Your output must match the records exactly, line for line.

● Exercise data:
<<<<

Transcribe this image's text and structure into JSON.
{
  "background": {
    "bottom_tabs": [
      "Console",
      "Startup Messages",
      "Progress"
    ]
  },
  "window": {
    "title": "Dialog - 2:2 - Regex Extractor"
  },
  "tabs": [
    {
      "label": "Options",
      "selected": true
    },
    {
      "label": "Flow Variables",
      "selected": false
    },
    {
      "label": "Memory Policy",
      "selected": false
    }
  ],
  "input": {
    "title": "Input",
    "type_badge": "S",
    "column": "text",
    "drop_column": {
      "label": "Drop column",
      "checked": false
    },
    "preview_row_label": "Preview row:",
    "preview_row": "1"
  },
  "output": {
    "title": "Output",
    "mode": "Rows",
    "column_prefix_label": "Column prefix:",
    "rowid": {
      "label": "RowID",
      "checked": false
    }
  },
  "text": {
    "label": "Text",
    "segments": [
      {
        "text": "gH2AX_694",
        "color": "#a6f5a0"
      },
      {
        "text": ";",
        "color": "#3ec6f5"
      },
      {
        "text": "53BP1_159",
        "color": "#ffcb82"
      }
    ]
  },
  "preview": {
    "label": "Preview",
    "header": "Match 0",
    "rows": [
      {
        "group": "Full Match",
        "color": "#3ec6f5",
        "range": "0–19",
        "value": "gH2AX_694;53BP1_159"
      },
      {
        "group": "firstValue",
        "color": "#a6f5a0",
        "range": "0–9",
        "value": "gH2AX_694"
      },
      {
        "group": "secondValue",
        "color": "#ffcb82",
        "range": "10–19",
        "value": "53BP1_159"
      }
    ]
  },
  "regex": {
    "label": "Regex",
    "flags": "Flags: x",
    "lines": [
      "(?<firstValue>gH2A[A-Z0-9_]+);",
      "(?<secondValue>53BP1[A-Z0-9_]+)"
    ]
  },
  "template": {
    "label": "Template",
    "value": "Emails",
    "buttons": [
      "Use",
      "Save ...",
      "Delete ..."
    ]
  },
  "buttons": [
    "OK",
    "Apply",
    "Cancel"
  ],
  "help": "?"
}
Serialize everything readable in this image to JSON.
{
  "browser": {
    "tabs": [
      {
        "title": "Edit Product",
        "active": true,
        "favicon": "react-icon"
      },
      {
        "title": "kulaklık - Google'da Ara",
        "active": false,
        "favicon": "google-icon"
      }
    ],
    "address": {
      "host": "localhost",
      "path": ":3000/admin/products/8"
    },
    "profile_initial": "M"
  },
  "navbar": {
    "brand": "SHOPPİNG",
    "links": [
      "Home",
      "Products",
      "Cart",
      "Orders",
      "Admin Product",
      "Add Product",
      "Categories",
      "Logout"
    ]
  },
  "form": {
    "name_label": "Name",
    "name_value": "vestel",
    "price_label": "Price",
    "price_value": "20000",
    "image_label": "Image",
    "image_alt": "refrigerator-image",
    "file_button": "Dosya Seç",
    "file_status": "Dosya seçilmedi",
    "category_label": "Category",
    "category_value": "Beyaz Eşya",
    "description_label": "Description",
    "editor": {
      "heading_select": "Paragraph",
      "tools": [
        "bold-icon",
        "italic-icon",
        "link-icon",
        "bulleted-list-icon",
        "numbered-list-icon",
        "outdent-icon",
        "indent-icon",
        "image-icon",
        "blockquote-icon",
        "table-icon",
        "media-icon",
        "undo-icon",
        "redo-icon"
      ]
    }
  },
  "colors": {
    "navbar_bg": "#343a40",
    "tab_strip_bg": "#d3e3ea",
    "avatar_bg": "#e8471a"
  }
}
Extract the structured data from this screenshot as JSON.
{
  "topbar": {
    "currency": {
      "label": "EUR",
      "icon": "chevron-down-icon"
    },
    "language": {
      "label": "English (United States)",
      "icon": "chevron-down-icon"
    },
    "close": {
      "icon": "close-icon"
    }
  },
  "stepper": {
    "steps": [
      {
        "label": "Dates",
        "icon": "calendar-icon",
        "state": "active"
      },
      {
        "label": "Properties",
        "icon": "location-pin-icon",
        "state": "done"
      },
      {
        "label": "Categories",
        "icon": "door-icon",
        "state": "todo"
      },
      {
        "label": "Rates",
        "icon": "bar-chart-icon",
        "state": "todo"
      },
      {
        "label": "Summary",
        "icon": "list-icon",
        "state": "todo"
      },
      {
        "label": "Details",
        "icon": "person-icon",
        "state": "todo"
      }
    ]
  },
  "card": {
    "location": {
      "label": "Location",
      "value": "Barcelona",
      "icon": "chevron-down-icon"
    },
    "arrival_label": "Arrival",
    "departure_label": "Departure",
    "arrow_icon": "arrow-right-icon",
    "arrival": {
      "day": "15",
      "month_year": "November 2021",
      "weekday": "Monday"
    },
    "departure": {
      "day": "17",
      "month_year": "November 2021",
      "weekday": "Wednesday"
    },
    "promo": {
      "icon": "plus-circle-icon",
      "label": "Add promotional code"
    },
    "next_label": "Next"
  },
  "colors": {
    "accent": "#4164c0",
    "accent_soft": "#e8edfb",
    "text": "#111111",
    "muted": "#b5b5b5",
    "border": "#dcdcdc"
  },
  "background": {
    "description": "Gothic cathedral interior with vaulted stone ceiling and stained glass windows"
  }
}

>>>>

● Solution to this exercise:
Transcribe this image's text and structure into JSON.
{
  "background": {
    "bottom_tabs": [
      "Console",
      "Startup Messages",
      "Progress"
    ]
  },
  "window": {
    "title": "Dialog - 2:2 - Regex Extractor"
  },
  "tabs": [
    {
      "label": "Options",
      "selected": true
    },
    {
      "label": "Flow Variables",
      "selected": false
    },
    {
      "label": "Memory Policy",
      "selected": false
    }
  ],
  "input": {
    "title": "Input",
    "type_badge": "S",
    "column": "text",
    "drop_column": {
      "label": "Drop column",
      "checked": false
    },
    "preview_row_label": "Preview row:",
    "preview_row": "1"
  },
  "output": {
    "title": "Output",
    "mode": "Rows",
    "column_prefix_label": "Column prefix:",
    "rowid": {
      "label": "RowID",
      "checked": false
    }
  },
  "text": {
    "label": "Text",
    "segments": [
      {
        "text": "gH2AX_694",
        "color": "#a6f5a0"
      },
      {
        "text": ";",
        "color": "#3ec6f5"
      },
      {
        "text": "53BP1_159",
        "color": "#ffcb82"
      }
    ]
  },
  "preview": {
    "label": "Preview",
    "header": "Match 0",
    "rows": [
      {
        "group": "Full Match",
        "color": "#3ec6f5",
        "range": "0–19",
        "value": "gH2AX_694;53BP1_159"
      },
      {
        "group": "firstValue",
        "color": "#a6f5a0",
        "range": "0–9",
        "value": "gH2AX_694"
      },
      {
        "group": "secondValue",
        "color": "#ffcb82",
        "range": "10–19",
        "value": "53BP1_159"
      }
    ]
  },
  "regex": {
    "label": "Regex",
    "flags": "Flags: x",
    "lines": [
      "(?<firstValue>gH2A[A-Z0-9_]+);",
      "(?<secondValue>53BP1[A-Z0-9_]+)"
    ]
  },
  "template": {
    "label": "Template",
    "value": "Emails",
    "buttons": [
      "Use",
      "Save ...",
      "Delete ..."
    ]
  },
  "buttons": [
    "OK",
    "Apply",
    "Cancel"
  ],
  "help": "?"
}
Serialize everything readable in this image to JSON.
{
  "browser": {
    "tabs": [
      {
        "title": "Edit Product",
        "active": true,
        "favicon": "react-icon"
      },
      {
        "title": "kulaklık - Google'da Ara",
        "active": false,
        "favicon": "google-icon"
      }
    ],
    "address": {
      "host": "localhost",
      "path": ":3000/admin/products/8"
    },
    "profile_initial": "M"
  },
  "navbar": {
    "brand": "SHOPPİNG",
    "links": [
      "Home",
      "Products",
      "Cart",
      "Orders",
      "Admin Product",
      "Add Product",
      "Categories",
      "Logout"
    ]
  },
  "form": {
    "name_label": "Name",
    "name_value": "vestel",
    "price_label": "Price",
    "price_value": "20000",
    "image_label": "Image",
    "image_alt": "refrigerator-image",
    "file_button": "Dosya Seç",
    "file_status": "Dosya seçilmedi",
    "category_label": "Category",
    "category_value": "Beyaz Eşya",
    "description_label": "Description",
    "editor": {
      "heading_select": "Paragraph",
      "tools": [
        "bold-icon",
        "italic-icon",
        "link-icon",
        "bulleted-list-icon",
        "numbered-list-icon",
        "outdent-icon",
        "indent-icon",
        "image-icon",
        "blockquote-icon",
        "table-icon",
        "media-icon",
        "undo-icon",
        "redo-icon"
      ]
    }
  },
  "colors": {
    "navbar_bg": "#343a40",
    "tab_strip_bg": "#d3e3ea",
    "avatar_bg": "#e8471a"
  }
}
Extract the structured data from this screenshot as JSON.
{
  "topbar": {
    "currency": {
      "label": "EUR",
      "icon": "chevron-down-icon"
    },
    "language": {
      "label": "English (United States)",
      "icon": "chevron-down-icon"
    },
    "close": {
      "icon": "close-icon"
    }
  },
  "stepper": {
    "steps": [
      {
        "label": "Dates",
        "icon": "calendar-icon",
        "state": "active"
      },
      {
        "label": "Properties",
        "icon": "location-pin-icon",
        "state": "done"
      },
      {
        "label": "Categories",
        "icon": "door-icon",
        "state": "todo"
      },
      {
        "label": "Rates",
        "icon": "bar-chart-icon",
        "state": "todo"
      },
      {
        "label": "Summary",
        "icon": "list-icon",
        "state": "todo"
      },
      {
        "label": "Details",
        "icon": "person-icon",
        "state": "todo"
      }
    ]
  },
  "card": {
    "location": {
      "label": "Location",
      "value": "Barcelona",
      "icon": "chevron-down-icon"
    },
    "arrival_label": "Arrival",
    "departure_label": "Departure",
    "arrow_icon": "arrow-right-icon",
    "arrival": {
      "day": "15",
      "month_year": "November 2021",
      "weekday": "Monday"
    },
    "departure": {
      "day": "17",
      "month_year": "November 2021",
      "weekday": "Wednesday"
    },
    "promo": {
      "icon": "plus-circle-icon",
      "label": "Add promotional code"
    },
    "next_label": "Next"
  },
  "colors": {
    "accent": "#4164c0",
    "accent_soft": "#e8edfb",
    "text": "#111111",
    "muted": "#b5b5b5",
    "border": "#dcdcdc"
  },
  "background": {
    "description": "Gothic cathedral interior with vaulted stone ceiling and stained glass windows"
  }
}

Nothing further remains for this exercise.